This paper entertains the hypothesis that the primary purpose of the cells of the primary visual cortex (V1) is to perceive motions and predict changes of local image contents. Specifically, we propose a model that couples the vector representations of local image contents with the matrix representations of local pixel displacements caused by the relative motions between the agent and the surrounding objects and scene. When the image changes from one time frame to the next due to pixel displacements, the vector at each pixel is multiplied by a matrix that represents the displacement of this pixel. We show that by learning from pair of images that are deformed versions of each other, we can learn both vector and matrix representations. The units in the learned vector representations resemble V1 cells. The learned vector-matrix representations enable prediction of image frames over time, and more importantly, inference of the local pixel displacements caused by relative motions.

Learning by induction is one important means of learning classification rules for expert systems [Buchanan and Mitchell, 1978; Michalski, 19831. The major assumption in learning by induction is that a source of training examples exists. In many domains for which one wants to build expert systems, however, assembling libraries of training cases can present significant practical problems. Meta-DENDRAL, for example, worked with available mass spectra of just a few organic chemical compounds at a time because only a few compounds of the classes under consideration had been analyzed, and additional spectra were nearly impossible to obtain. In the present paper we illustrate one way of overcoming these kinds of problems by using a simulator to generate large numbers of training examples, and we discuss some implications of doing so.

Ramaswamy, Arunselvan, Bhatnagar, Shalabh

The main aim of this paper is to provide an analysis of gradient descent (GD) algorithms with gradient errors that do not necessarily vanish, asymptotically. In particular, sufficient conditions are presented for both stability (almost sure boundedness of the iterates) and convergence of GD with bounded, (possibly) non-diminishing gradient errors. In addition to ensuring stability, such an algorithm is shown to converge to a small neighborhood of the minimum set, which depends on the gradient errors. It is worth noting that the main result of this paper can be used to show that GD with asymptotically vanishing errors indeed converges to the minimum set. The results presented herein are not only more general when compared to previous results, but our analysis of GD with errors is new to the literature to the best of our knowledge. Our work extends the contributions of Mangasarian & Solodov, Bertsekas & Tsitsiklis and Tadic & Doucet. Using our framework, a simple yet effective implementation of GD using simultaneous perturbation stochastic approximations (SP SA), with constant sensitivity parameters, is presented. Another important improvement over many previous results is that there are no `additional' restrictions imposed on the step-sizes. In machine learning applications where step-sizes are related to learning rates, our assumptions, unlike those of other papers, do not affect these learning rates. Finally, we present experimental results to validate our theory.

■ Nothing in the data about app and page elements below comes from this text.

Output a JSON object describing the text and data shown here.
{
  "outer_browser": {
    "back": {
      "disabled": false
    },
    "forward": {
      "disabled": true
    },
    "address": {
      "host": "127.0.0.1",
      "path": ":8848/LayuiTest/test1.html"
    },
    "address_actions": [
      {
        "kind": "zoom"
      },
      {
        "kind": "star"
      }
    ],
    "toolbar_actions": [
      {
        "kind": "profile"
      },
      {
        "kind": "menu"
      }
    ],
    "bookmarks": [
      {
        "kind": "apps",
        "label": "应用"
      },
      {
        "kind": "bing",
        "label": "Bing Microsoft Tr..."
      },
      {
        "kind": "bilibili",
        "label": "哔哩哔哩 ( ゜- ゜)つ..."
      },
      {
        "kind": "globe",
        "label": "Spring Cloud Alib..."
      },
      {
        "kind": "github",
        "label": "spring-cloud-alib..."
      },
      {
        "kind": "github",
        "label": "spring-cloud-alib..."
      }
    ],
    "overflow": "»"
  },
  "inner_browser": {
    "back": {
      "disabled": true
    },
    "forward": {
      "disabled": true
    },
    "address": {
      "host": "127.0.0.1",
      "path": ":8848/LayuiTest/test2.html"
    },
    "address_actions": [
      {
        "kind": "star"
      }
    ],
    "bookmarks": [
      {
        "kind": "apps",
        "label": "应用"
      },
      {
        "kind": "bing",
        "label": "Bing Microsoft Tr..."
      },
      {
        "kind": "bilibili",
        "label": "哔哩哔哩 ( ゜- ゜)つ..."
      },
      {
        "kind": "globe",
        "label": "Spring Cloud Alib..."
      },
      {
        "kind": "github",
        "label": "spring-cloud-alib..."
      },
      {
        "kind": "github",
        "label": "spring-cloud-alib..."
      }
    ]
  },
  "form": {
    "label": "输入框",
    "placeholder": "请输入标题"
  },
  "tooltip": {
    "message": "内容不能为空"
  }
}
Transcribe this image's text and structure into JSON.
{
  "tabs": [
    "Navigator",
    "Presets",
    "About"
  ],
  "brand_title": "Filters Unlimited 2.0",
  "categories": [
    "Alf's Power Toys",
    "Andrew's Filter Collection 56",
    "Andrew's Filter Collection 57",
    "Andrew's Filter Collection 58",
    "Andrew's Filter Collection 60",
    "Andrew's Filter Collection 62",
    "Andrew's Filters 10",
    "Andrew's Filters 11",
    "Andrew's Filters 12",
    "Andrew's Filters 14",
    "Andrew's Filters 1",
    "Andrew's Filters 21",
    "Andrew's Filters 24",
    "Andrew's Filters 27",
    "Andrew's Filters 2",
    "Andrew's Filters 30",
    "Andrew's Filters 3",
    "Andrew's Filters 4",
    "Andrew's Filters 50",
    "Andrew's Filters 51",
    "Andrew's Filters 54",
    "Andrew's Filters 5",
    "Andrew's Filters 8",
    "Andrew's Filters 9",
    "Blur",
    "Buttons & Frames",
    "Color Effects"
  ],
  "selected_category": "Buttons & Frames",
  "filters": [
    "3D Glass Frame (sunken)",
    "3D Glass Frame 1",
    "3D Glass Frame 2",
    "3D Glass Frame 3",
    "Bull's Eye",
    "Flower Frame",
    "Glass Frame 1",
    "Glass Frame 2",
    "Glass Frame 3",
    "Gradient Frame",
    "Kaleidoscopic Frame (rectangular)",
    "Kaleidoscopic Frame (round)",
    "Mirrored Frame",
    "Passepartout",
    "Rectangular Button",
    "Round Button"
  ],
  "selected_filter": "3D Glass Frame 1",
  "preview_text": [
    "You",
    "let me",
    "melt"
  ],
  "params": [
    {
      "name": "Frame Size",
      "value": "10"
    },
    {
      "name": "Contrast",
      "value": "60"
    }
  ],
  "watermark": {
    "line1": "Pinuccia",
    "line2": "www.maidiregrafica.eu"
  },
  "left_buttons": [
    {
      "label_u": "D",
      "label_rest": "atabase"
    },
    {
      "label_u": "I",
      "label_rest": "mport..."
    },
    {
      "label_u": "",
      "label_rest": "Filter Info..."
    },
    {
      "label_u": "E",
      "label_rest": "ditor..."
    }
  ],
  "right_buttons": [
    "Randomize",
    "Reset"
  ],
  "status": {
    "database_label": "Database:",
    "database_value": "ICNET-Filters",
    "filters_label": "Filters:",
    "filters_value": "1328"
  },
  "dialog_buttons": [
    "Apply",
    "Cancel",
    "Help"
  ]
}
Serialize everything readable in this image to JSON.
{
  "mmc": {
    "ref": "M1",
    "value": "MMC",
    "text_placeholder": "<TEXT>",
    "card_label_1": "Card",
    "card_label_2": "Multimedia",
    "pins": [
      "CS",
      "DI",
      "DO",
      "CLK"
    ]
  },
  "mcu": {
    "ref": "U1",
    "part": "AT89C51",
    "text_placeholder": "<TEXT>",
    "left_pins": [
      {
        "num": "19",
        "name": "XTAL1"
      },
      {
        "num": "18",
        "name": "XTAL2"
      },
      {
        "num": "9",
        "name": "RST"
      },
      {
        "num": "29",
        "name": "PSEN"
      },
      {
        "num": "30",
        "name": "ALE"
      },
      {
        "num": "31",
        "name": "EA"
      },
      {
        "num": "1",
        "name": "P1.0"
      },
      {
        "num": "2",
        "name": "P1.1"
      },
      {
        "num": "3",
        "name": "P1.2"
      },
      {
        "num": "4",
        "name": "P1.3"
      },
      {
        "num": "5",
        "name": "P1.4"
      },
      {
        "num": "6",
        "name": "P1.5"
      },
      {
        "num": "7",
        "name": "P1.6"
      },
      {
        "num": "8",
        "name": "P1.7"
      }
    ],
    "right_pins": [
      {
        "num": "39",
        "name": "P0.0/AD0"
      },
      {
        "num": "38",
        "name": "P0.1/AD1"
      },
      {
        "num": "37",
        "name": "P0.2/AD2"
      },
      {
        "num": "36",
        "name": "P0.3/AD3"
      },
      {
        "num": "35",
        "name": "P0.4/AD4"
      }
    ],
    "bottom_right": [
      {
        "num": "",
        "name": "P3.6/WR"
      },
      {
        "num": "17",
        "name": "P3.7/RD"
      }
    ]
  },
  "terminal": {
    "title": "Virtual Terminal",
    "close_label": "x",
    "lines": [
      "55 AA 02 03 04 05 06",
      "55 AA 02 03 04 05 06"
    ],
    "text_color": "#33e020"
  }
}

Schlueter-Kuck, Kristy L., Dabiri, John O.

We present a frame-invariant method for detecting coherent structures from Lagrangian flow trajectories that can be sparse in number, as is the case in many fluid mechanics applications of practical interest. The method, based on principles used in graph coloring and spectral graph drawing algorithms, examines a measure of the kinematic dissimilarity of all pairs of fluid trajectories, either measured experimentally, e.g. using particle tracking velocimetry; or numerically, by advecting fluid particles in the Eulerian velocity field. Coherence is assigned to groups of particles whose kinematics remain similar throughout the time interval for which trajectory data is available, regardless of their physical proximity to one another. Through the use of several analytical and experimental validation cases, this algorithm is shown to robustly detect coherent structures using significantly less flow data than is required by existing spectral graph theory methods.

What kind of existential problems does AI bring about? The medium-term challenge of AI is not killer robots, it's job replacement. This dynamic is already underway and the literature suggests it's a more powerful driver of job loss than trade, though trade receives much more attention. True AI has not arrived, and automation is not AI, but robots and human-written code are a reasonable preview of what employment challenges genuine AI will bring. Computers already manage warehouses, can drive reasonably well, and are making meaningful progress into areas like basic lawyering and radiology that we long considered to be immune to change.